How is the West to deal with this new era of silent competition? The West cannot resort to Cold War-style containment strategies to keep Russian and Chinese assertiveness at bay. Their economies are simply far too integrated and it would be impossible to de-link without serious damage to the global economy. There are also strong arguments about how continued engagement may help with fostering political liberalism and rights discourse within those societies. In addition, the world’s problems are simply too great for the West to attempt to resolve without the new authoritarians. A viable political resolution to the Syrian Civil War – and the large numbers of refugees destabilizing Western Europe – is ultimately to be found in Moscow not in London. Putin knows this. Iran, climate change, and North Korea are all areas where the West must cooperate with Russia and China. So what can the West do?
First, the West must begin to realize that the new authoritarians are in fact authoritarian. Knowing that shifts how policymakers treat them at the social and media level. Second, we must begin a wider discussion on how to counter the ambitions of the new authoritarians: what can be done to maintain coherence and cohesion in the face of their geopolitical ambitions? The new game is from afar and yet takes place in our living rooms, it’s about undermining rather than directly attacking, and it goes after the weak and dispossessed. It floods Youtube with conspiracy theories, whenever Russian interests are at stake – as with the downing of MH17 over the Ukraine. Its greatest conduit seems to be through de-legitimization campaigns – as run through Snowden – and through the so-called ‘new media’. Why do Western states continue to allow the tools of state propaganda – Russia Today, Press TV, and the CCTV – to operate freely in the West? Why do they accept that their own media will be repressed in those states? Certainly, a free press is important to the values of the West, but those familiar with those agencies would be hard pressed to argue that they are “free”. Their political control is too strong. They are merely government agencies in the trappings of Western media.

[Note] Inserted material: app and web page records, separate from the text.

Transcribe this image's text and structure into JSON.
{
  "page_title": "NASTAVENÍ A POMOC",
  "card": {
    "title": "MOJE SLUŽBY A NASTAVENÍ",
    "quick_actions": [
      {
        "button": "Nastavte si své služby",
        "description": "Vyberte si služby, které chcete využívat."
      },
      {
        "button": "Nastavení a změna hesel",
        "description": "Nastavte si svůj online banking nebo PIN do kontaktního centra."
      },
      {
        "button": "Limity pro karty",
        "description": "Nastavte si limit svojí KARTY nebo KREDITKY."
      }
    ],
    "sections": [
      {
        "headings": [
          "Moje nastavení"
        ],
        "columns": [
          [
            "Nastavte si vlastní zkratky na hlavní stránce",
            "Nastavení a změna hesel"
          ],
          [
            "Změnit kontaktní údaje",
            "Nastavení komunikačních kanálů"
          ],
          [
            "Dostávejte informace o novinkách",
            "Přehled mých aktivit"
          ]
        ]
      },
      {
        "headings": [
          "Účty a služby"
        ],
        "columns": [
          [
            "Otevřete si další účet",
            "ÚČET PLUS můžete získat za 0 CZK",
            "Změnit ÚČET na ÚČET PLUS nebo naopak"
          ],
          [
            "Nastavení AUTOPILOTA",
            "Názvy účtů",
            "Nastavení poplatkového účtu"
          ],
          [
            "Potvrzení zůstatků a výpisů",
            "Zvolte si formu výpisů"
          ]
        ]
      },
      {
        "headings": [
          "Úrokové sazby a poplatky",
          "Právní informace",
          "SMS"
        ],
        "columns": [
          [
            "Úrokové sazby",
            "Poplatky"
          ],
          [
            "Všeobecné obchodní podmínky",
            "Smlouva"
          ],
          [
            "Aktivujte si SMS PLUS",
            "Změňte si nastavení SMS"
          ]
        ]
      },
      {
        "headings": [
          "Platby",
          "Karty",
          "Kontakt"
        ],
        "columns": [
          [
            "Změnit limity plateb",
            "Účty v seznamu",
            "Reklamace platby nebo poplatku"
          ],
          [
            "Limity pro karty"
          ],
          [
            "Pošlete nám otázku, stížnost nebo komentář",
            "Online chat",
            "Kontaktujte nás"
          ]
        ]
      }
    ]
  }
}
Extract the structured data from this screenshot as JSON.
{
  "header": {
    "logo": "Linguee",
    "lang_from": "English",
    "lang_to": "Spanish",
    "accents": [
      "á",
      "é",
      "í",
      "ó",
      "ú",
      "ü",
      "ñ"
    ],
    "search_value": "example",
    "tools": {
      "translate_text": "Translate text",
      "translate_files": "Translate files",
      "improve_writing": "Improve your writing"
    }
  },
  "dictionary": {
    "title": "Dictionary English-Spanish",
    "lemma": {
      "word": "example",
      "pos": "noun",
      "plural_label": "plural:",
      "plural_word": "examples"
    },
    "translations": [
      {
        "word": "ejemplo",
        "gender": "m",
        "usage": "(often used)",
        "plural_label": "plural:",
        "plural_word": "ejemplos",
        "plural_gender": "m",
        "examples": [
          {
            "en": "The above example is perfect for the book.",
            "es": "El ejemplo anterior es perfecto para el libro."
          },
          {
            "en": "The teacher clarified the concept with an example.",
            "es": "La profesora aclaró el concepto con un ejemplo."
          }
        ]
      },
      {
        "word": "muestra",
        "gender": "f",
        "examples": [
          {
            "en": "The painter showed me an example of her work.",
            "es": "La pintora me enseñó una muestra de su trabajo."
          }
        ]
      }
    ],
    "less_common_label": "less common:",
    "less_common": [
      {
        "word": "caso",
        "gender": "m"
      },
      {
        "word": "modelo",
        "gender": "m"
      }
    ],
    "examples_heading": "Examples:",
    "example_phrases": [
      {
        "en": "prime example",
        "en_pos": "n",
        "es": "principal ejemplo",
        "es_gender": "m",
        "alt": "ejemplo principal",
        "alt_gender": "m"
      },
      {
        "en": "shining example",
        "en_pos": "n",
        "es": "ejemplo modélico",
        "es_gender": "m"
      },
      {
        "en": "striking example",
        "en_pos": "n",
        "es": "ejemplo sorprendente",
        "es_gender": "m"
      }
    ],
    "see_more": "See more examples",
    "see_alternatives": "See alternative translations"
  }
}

While the new competition is in the realm of ideas, it is clear that the hard power of the West still acts as a deterrent to mis-adventurism. The new budget is a step in the right direction, and will reassure states on the front line – such as Poland, the Baltics, Japan, and states in the South China Sea. However, Europe and American allies in Asia must match that determination. The fact that liberal democracy did not arise in Russia and China over the past 15 years is perhaps one of the great tragedies of the 21st century. It indicates that in fact, history is not yet over. Somehow, one senses that the future of the liberal order rests on how we frame this coming era and what counter-strategies we employ to defend core Western values. As the supposed Chinese curse has it, “May you live in interesting times.” We certainly do.